On Sunday, delivering a speech on the third day of the forum, Wang continued his fight against the US defense chief's irresponsible remarks. "He made a speech to stoke instability and encourage fighting in the Asia-Pacific. His attitude was not constructive," the Chinese general said.

Wang's comments provide an accurate lens for people to see through Washington's real intentions in the region. Hagel has criticized China for taking so-called destabilizing and unilateral actions in the South China Sea, but it is the US' unilateral moves in the region that have encouraged some countries to lay claim to some islands and islets and their surrounding waters over which they have no sovereignty.

Until 2009, no country had challenged China's de facto control over the "nine-dash line" that outlines its territory in the South China Sea. The nine-dash, U-shaped line explicitly defines China's area of jurisdiction, and China has indisputable evidence to prove its sovereignty and maritime rights in the area.

The United Nations Convention on the Law of the Sea, to which some claimant countries have frequently referred, also respects historical rights.

Since 2009, when the Barack Obama administration announced its "rebalancing to Asia" policy, Washington has been beefing up its presence in the Asia-Pacific region. It has strengthened its military ties with its allies and shipped advanced military equipment to the region.

It is no secret that Washington has been pulling the strings from behind to intensify the maritime disputes in the Asia-Pacific. By blaming China for the deteriorating situation in the South China Sea, Hagel has only laid bare the US' hypocrisy and partiality in the disputes.

Besides, the US objects to the establishment of China's ADIZ over the East China Sea out of fear that Beijing's increasing activities may thwart its vested interests in the region. Since the establishment of China's ADIZ on Nov 23 the US has been leading a chorus denouncing the move. Its criticism, however, is not worth responding to because China's ADIZ conforms to international law and international practice - more than 20 countries have established ADIZs, and the US was the first to do so 60 years ago.

During Saturday's speech at the Shangri-La Dialogue, Hagel tried to portray the US as a country that defends the international order in the Asia-Pacific region. Washington has never hidden its intention of playing the leading role in Asia-Pacific affairs. But given the US' destructive attitude, as reflected in Hagel's remarks, even countries welcoming a bigger role for Uncle Sam in the region have been forced to doubt its real intentions. In fact, an increasing number of people in the region are beginning to realize that the US is hell-bent on fishing in troubled waters.

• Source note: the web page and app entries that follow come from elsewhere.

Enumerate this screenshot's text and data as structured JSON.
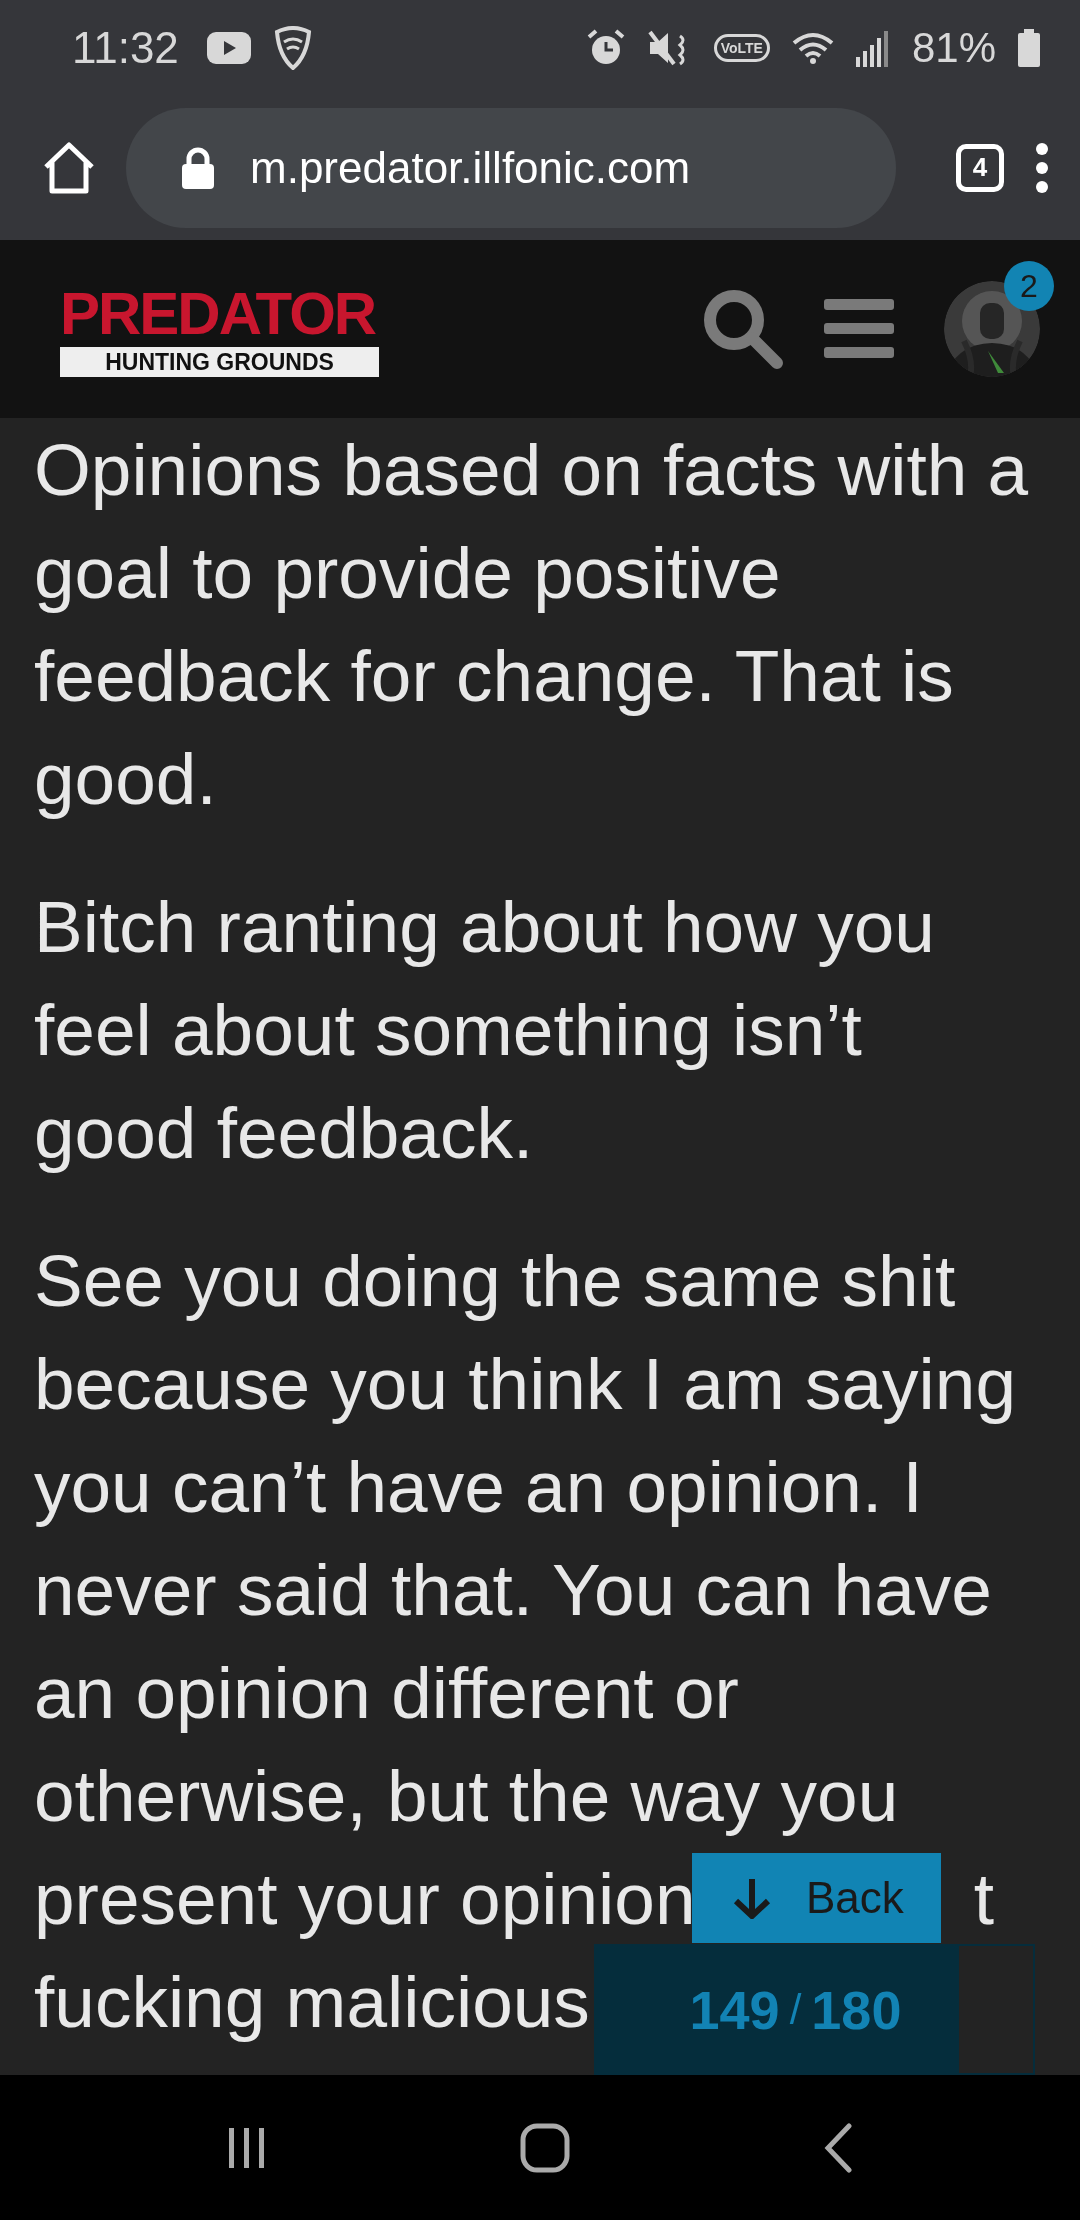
{
  "status_bar": {
    "time": "11:32",
    "volte": "VoLTE",
    "battery": "81%"
  },
  "browser": {
    "url": "m.predator.illfonic.com",
    "tab_count": "4"
  },
  "site_header": {
    "logo_title": "PREDATOR",
    "logo_subtitle": "HUNTING GROUNDS",
    "notification_count": "2"
  },
  "post": {
    "paragraphs": [
      {
        "lines": [
          "Opinions based on facts with a",
          "goal to provide positive",
          "feedback for change. That is",
          "good."
        ]
      },
      {
        "lines": [
          "Bitch ranting about how you",
          "feel about something isn’t",
          "good feedback."
        ]
      },
      {
        "lines": [
          "See you doing the same shit",
          "because you think I am saying",
          "you can’t have an opinion. I",
          "never said that. You can have",
          "an opinion different or",
          "otherwise, but the way you"
        ],
        "fragments": [
          "present your opinion",
          "t",
          "fucking malicious"
        ]
      }
    ]
  },
  "jump_button": {
    "label": "Back"
  },
  "page_counter": {
    "current": "149",
    "separator": "/",
    "total": "180"
  }
}
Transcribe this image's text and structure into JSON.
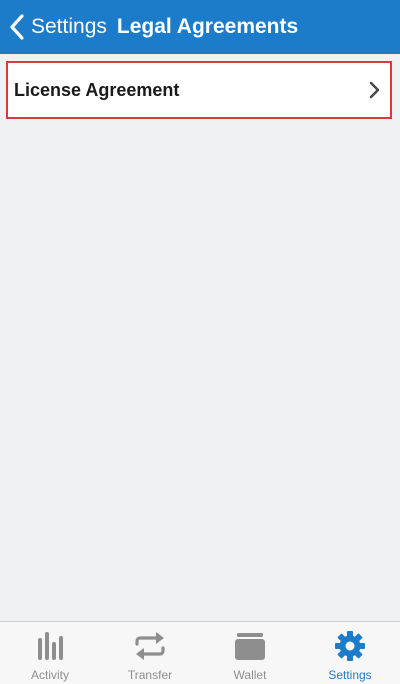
{
  "nav": {
    "back_label": "Settings",
    "title": "Legal Agreements"
  },
  "list": {
    "items": [
      {
        "label": "License Agreement"
      }
    ]
  },
  "tabs": [
    {
      "label": "Activity",
      "icon": "bar-chart-icon"
    },
    {
      "label": "Transfer",
      "icon": "transfer-arrows-icon"
    },
    {
      "label": "Wallet",
      "icon": "wallet-icon"
    },
    {
      "label": "Settings",
      "icon": "gear-icon",
      "active": true
    }
  ],
  "colors": {
    "nav_background": "#1d7cc9",
    "accent": "#1d7cc9",
    "selected_row_border": "#d93a3a",
    "inactive_tab": "#8e8e8e"
  }
}
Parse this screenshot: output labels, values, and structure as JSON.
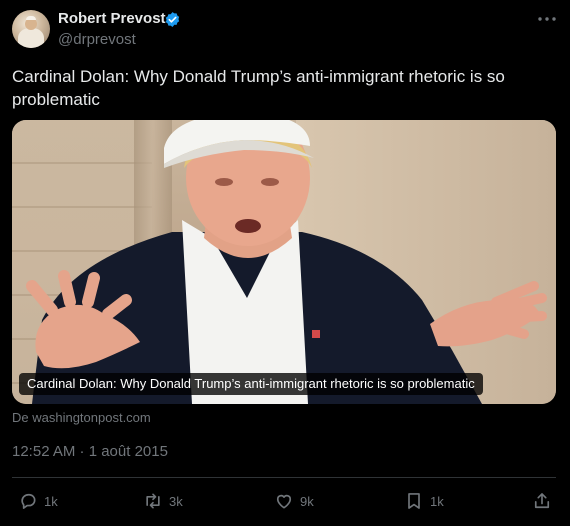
{
  "author": {
    "name": "Robert Prevost",
    "handle": "@drprevost",
    "verified": true
  },
  "tweet": {
    "text": "Cardinal Dolan: Why Donald Trump’s anti-immigrant rhetoric is so problematic"
  },
  "card": {
    "caption": "Cardinal Dolan: Why Donald Trump’s anti-immigrant rhetoric is so problematic",
    "source": "De washingtonpost.com"
  },
  "timestamp": "12:52 AM · 1 août 2015",
  "actions": {
    "replies": "1k",
    "retweets": "3k",
    "likes": "9k",
    "bookmarks": "1k"
  },
  "icons": {
    "verified": "verified-badge-icon",
    "more": "more-icon",
    "reply": "reply-icon",
    "retweet": "retweet-icon",
    "like": "heart-icon",
    "bookmark": "bookmark-icon",
    "share": "share-icon"
  },
  "colors": {
    "background": "#000000",
    "text": "#e7e9ea",
    "muted": "#71767b",
    "verified": "#1d9bf0"
  }
}
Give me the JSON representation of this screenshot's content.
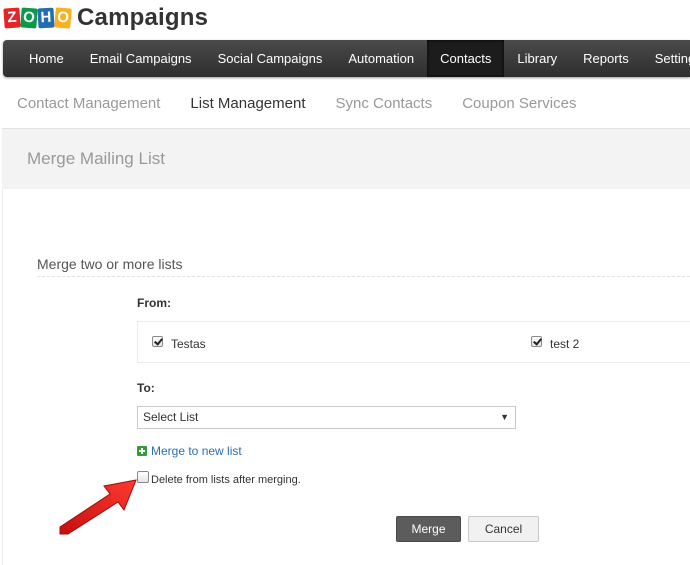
{
  "brand": {
    "logo_letters": [
      "Z",
      "O",
      "H",
      "O"
    ],
    "app_name": "Campaigns"
  },
  "nav": {
    "items": [
      {
        "label": "Home"
      },
      {
        "label": "Email Campaigns"
      },
      {
        "label": "Social Campaigns"
      },
      {
        "label": "Automation"
      },
      {
        "label": "Contacts",
        "active": true
      },
      {
        "label": "Library"
      },
      {
        "label": "Reports"
      },
      {
        "label": "Settings"
      }
    ]
  },
  "subnav": {
    "items": [
      {
        "label": "Contact Management"
      },
      {
        "label": "List Management",
        "active": true
      },
      {
        "label": "Sync Contacts"
      },
      {
        "label": "Coupon Services"
      }
    ]
  },
  "page": {
    "title": "Merge Mailing List",
    "section_title": "Merge two or more lists"
  },
  "form": {
    "from_label": "From:",
    "from_lists": [
      {
        "name": "Testas",
        "checked": true
      },
      {
        "name": "test 2",
        "checked": true
      }
    ],
    "to_label": "To:",
    "to_select_value": "Select List",
    "merge_new_link": "Merge to new list",
    "delete_option": {
      "label": "Delete from lists after merging.",
      "checked": false
    },
    "merge_button": "Merge",
    "cancel_button": "Cancel"
  },
  "colors": {
    "nav_bg": "#3a3a3a",
    "link": "#2a6fb3",
    "annotation_arrow": "#e8201c"
  }
}
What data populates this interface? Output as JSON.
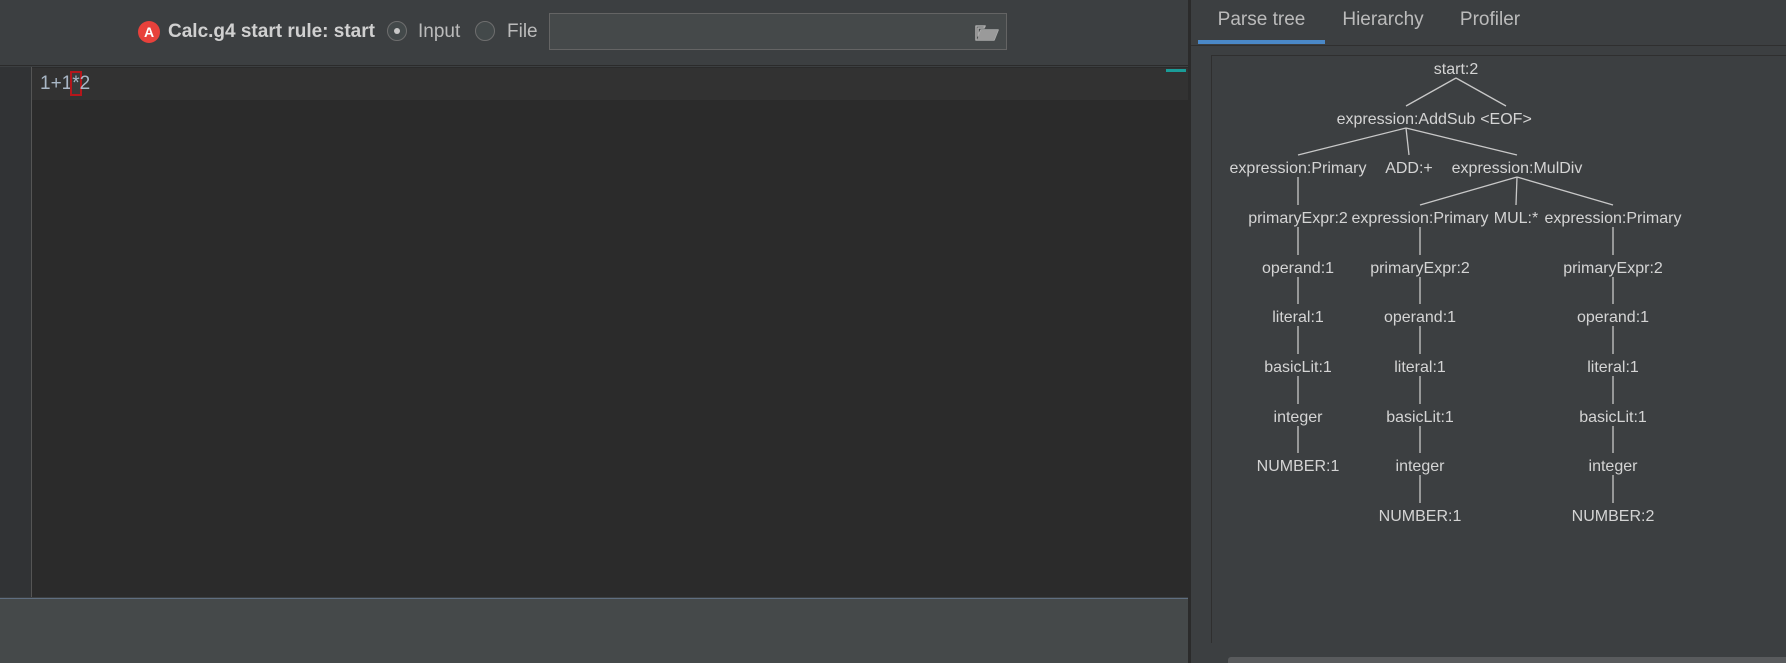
{
  "toolbar": {
    "grammar_label": "Calc.g4 start rule: start",
    "input_label": "Input",
    "file_label": "File",
    "file_path_value": "",
    "input_checked": true
  },
  "editor": {
    "code_before": "1+1",
    "code_error": "*",
    "code_after": "2"
  },
  "tabs": {
    "parse_tree": "Parse tree",
    "hierarchy": "Hierarchy",
    "profiler": "Profiler"
  },
  "colors": {
    "accent": "#4a88c7",
    "error": "#b5161b",
    "antlr_icon": "#e8413b",
    "error_marker": "#1a9c98"
  },
  "icons": {
    "grammar": "antlr-icon",
    "browse": "folder-open-icon"
  },
  "parse_tree": {
    "nodes": [
      {
        "id": "n1",
        "label": "start:2",
        "parent": null
      },
      {
        "id": "n2",
        "label": "expression:AddSub",
        "parent": "n1"
      },
      {
        "id": "n3",
        "label": "<EOF>",
        "parent": "n1"
      },
      {
        "id": "n4",
        "label": "expression:Primary",
        "parent": "n2"
      },
      {
        "id": "n5",
        "label": "ADD:+",
        "parent": "n2"
      },
      {
        "id": "n6",
        "label": "expression:MulDiv",
        "parent": "n2"
      },
      {
        "id": "n7",
        "label": "primaryExpr:2",
        "parent": "n4"
      },
      {
        "id": "n8",
        "label": "operand:1",
        "parent": "n7"
      },
      {
        "id": "n9",
        "label": "literal:1",
        "parent": "n8"
      },
      {
        "id": "n10",
        "label": "basicLit:1",
        "parent": "n9"
      },
      {
        "id": "n11",
        "label": "integer",
        "parent": "n10"
      },
      {
        "id": "n12",
        "label": "NUMBER:1",
        "parent": "n11"
      },
      {
        "id": "n13",
        "label": "expression:Primary",
        "parent": "n6"
      },
      {
        "id": "n14",
        "label": "MUL:*",
        "parent": "n6"
      },
      {
        "id": "n15",
        "label": "expression:Primary",
        "parent": "n6"
      },
      {
        "id": "n16",
        "label": "primaryExpr:2",
        "parent": "n13"
      },
      {
        "id": "n17",
        "label": "operand:1",
        "parent": "n16"
      },
      {
        "id": "n18",
        "label": "literal:1",
        "parent": "n17"
      },
      {
        "id": "n19",
        "label": "basicLit:1",
        "parent": "n18"
      },
      {
        "id": "n20",
        "label": "integer",
        "parent": "n19"
      },
      {
        "id": "n21",
        "label": "NUMBER:1",
        "parent": "n20"
      },
      {
        "id": "n22",
        "label": "primaryExpr:2",
        "parent": "n15"
      },
      {
        "id": "n23",
        "label": "operand:1",
        "parent": "n22"
      },
      {
        "id": "n24",
        "label": "literal:1",
        "parent": "n23"
      },
      {
        "id": "n25",
        "label": "basicLit:1",
        "parent": "n24"
      },
      {
        "id": "n26",
        "label": "integer",
        "parent": "n25"
      },
      {
        "id": "n27",
        "label": "NUMBER:2",
        "parent": "n26"
      }
    ]
  }
}
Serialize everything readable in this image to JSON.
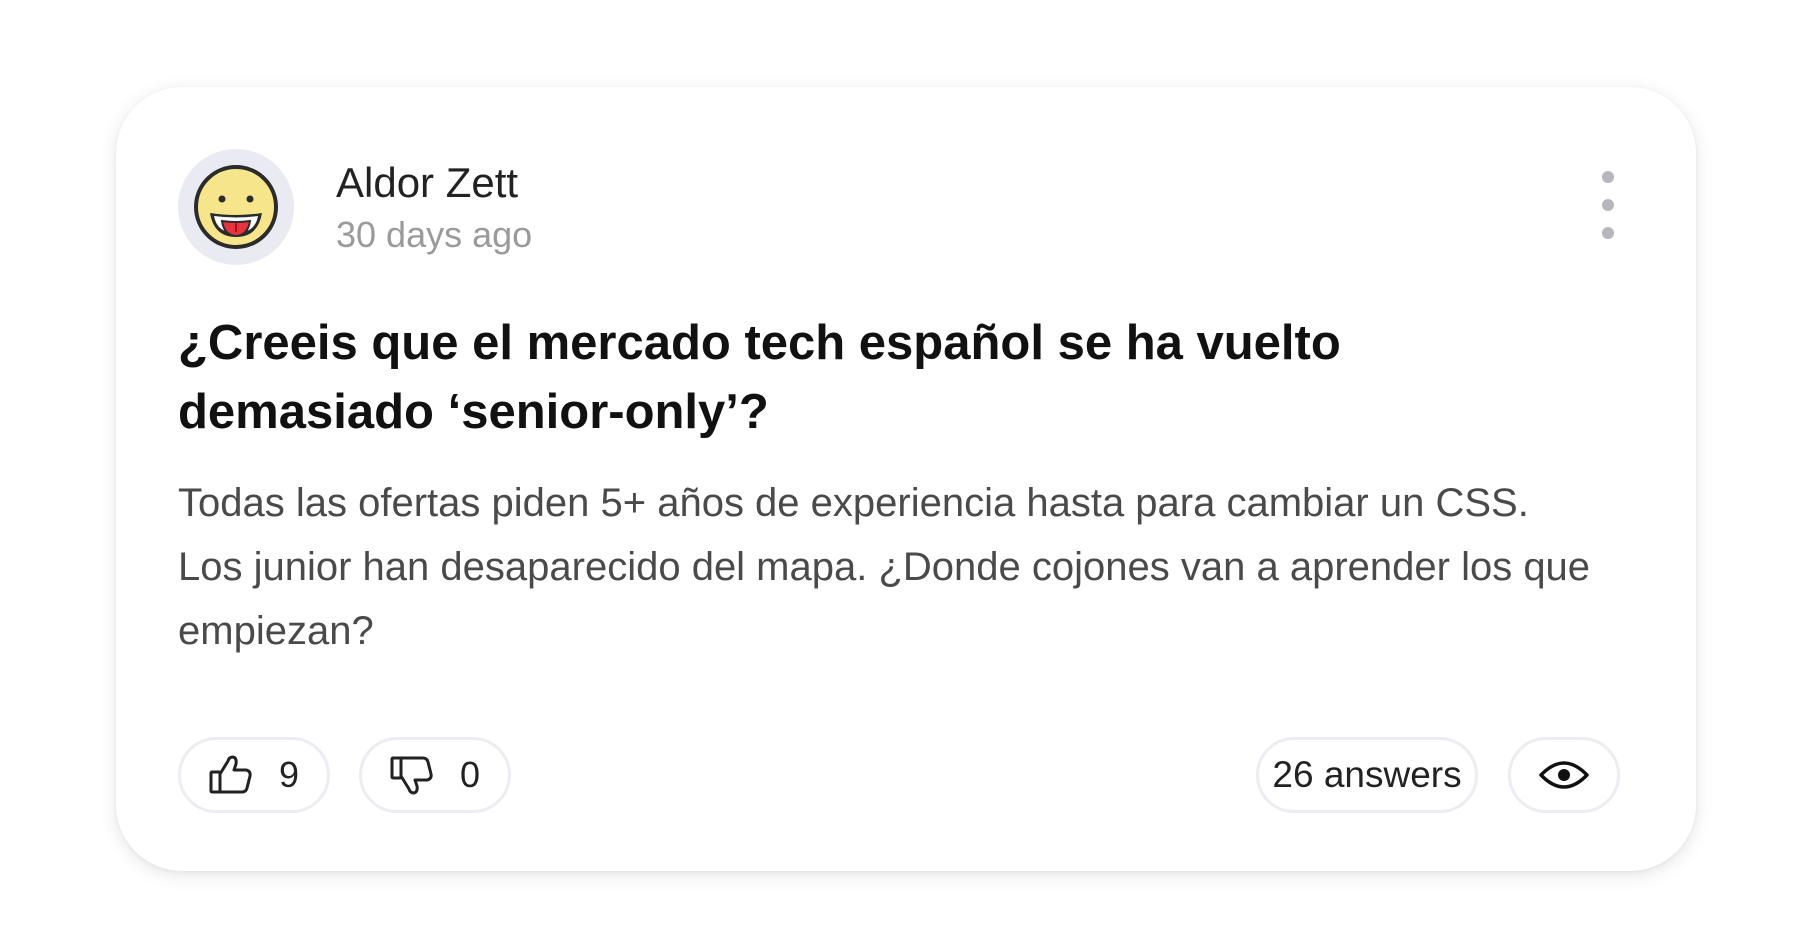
{
  "post": {
    "author": {
      "name": "Aldor Zett",
      "time": "30 days ago",
      "avatar_icon": "tongue-out-emoji-icon"
    },
    "title": "¿Creeis que el mercado tech español se ha vuelto demasiado ‘senior-only’?",
    "body": "Todas las ofertas piden 5+ años de experiencia hasta para cambiar un CSS. Los junior han desaparecido del mapa. ¿Donde cojones van a aprender los que empiezan?",
    "actions": {
      "likes": "9",
      "dislikes": "0",
      "answers_label": "26 answers",
      "like_icon": "thumbs-up-icon",
      "dislike_icon": "thumbs-down-icon",
      "view_icon": "eye-icon",
      "menu_icon": "kebab-menu-icon"
    }
  },
  "colors": {
    "avatar_bg": "#eaeaf2",
    "emoji_face": "#f7e58c",
    "emoji_tongue": "#e8343f",
    "muted_text": "#9a9a9a",
    "body_text": "#4a4a4a",
    "pill_border": "#ececf3"
  }
}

"The United States will not look the other way when fundamental principles to the international order are being challenged," Hagel said in Singapore. This statement is both hypocritical and self-deceiving.

The US has thrown its weight behind Japan, its regional ally, since September 2012 when the Japanese government decided to "nationalize" China's Diaoyu Islands in the East China Sea. During the Shangri-La Dialogue, Hagel and Japanese Prime Minister Shinzo Abe, using the opportunity to speak first, joined hands to challenge China.

If Washington really wants to defend the international order, it should first ask its ally, Tokyo, to accept the facts of history and stop its attempts to change the status quo in the East China Sea. Washington should also ask Abe to stop the right-wing turn of Japanese politicians because it poses the greatest threat to the basic norms of the international order.

By labeling false accusations against China, Hagel has sent a wrong signal, which reflects the US' Cold War mentality and its intention to contain China. This can be detrimental to the two governments' efforts to build a new type of major-power relationship and harm regional efforts to resolve maritime disputes.

The author is a senior writer with China Daily.